  • the head of the Samaria Regional Council of Jewish colonies in the West Bank addressing the Republican Study Committee, the largest caucus of conservative members of Congress. 

Through her extraordinary access, Zinshtein shows how powerbrokers with conflicting visions of the future—Christian Zionists and Jewish settlers—are shaping the narratives of U.S. support for Israel and Netanyahu’s plans for further annexation and the ethnic cleansing of Palestinians.

Released in 2020 and available on Prime Video, Til Kingdom Come was presented recently in an online film salon hosted by Voices from the Holy Land (VFHL), “a nonprofit committed to bringing to a wider audience movies produced by Palestinians and others committed to justice, human rights and peace in the Palestine/Israel.” 

Over 1,200 persons from around the globe registered to watch Til Kingdom Come at no cost; over 400 persons participated in a panel discussion that followed.

The discussion, led by Lara Friedman, President of the Foundation for Middle East Peace (FMEP), is essential viewing for those who are curious about the appeal and impact of Christian Zionism. Director Zinshtein joined the conversation from Israel, answering questions about her extraordinary access to Boyd, Eckstein, and others. Other panelists, Mark Braverman, Bruce Fisk, and Don Wagner brought a wealth of experience and knowledge to what turned out to be an important conversation about the intersection of Christian Evangelicals, Christian Zionists, Biblical theology, and contemporary events.

Of particular interest: Fisk, Senior Research Fellow at the Network of Evangelicals for the Middle East, describes eight factors that have led to the troubling kinship with Israel and the apocalyptic thinking on the part of many.

Wagner, whose memoir Glory to God in the Lowest was recently released, spoke of his experience of being raised in a fundamentalist Christian family with the theology that gave rise to the notion that unfolding events in Israel herald the end times.

Braverman, Executive Director of Kairos USA, was asked to speak to his perspective on the film as a Jew with deep family roots in the Holy Land. He said, “Underneath the smooth talk of mutual love and respect [between Jews and Christians featured in the film], there is no trust for the other. What we have here is not a joining together in belief and commitment to a common vision for the world… [but] an arrangement in which both sides benefit, and it’s about money and power.” 

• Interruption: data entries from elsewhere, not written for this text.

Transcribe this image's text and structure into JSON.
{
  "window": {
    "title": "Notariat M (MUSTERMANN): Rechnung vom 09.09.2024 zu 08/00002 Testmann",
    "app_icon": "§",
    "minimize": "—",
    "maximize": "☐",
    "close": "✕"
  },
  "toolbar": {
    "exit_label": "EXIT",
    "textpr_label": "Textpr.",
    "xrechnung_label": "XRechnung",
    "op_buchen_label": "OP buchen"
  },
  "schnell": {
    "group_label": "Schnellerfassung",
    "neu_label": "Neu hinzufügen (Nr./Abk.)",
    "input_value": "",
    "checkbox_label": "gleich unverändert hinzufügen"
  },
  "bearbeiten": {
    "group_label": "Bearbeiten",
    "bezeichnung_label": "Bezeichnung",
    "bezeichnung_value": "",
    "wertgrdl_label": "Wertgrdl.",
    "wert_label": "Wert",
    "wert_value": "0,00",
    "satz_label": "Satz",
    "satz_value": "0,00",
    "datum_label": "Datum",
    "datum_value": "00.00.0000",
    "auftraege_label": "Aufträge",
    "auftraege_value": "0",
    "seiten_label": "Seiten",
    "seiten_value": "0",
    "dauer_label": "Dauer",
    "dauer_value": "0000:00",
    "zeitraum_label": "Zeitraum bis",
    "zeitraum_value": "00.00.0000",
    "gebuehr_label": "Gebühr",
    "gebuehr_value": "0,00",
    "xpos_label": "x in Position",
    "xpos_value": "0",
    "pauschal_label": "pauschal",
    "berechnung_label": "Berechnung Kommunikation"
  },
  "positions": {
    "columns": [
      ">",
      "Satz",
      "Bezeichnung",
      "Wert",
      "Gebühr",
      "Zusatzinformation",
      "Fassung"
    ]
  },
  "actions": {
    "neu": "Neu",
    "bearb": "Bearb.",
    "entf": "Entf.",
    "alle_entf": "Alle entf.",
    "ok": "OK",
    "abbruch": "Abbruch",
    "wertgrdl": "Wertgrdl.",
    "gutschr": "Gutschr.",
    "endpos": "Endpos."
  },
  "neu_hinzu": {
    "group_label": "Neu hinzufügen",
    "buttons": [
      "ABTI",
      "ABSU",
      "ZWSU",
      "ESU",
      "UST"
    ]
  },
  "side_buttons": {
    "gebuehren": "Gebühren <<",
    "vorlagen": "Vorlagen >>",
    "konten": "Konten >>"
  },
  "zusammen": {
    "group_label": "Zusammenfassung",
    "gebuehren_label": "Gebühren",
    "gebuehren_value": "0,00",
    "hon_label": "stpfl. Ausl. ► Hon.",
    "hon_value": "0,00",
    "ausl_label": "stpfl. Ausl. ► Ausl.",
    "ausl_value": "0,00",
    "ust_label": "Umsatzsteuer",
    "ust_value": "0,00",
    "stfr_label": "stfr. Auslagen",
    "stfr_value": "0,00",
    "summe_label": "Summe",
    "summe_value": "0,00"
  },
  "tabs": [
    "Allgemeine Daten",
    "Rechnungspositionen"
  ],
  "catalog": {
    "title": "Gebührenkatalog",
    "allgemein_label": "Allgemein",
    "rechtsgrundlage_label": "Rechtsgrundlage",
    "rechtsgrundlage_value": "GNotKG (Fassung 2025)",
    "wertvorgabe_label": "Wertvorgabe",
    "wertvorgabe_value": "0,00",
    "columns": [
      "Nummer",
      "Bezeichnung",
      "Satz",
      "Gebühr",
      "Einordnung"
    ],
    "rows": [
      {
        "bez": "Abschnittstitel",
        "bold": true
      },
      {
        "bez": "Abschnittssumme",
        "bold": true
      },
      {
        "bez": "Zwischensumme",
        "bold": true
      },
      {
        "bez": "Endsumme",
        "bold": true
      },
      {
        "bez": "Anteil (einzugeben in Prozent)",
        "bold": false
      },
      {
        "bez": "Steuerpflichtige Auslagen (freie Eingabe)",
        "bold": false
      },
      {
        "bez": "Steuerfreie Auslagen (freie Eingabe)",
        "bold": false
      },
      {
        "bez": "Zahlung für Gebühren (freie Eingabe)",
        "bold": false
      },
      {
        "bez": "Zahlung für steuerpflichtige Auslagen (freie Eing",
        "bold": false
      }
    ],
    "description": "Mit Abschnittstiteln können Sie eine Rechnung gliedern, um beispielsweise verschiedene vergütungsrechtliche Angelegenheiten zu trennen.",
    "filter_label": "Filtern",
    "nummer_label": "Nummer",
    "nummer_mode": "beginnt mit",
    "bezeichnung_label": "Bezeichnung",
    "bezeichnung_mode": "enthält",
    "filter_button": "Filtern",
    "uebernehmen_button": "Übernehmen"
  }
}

Voices from the Holy Land’s next salon, its 35th consecutive event, will feature The Law and the Prophets, a film by Joshua Vis. You can register here to watch the film for free at your convenience and be notified about the panel discussion on March 19.

Jeff Wright is an ordained minister of the Christian Church (Disciples of Christ)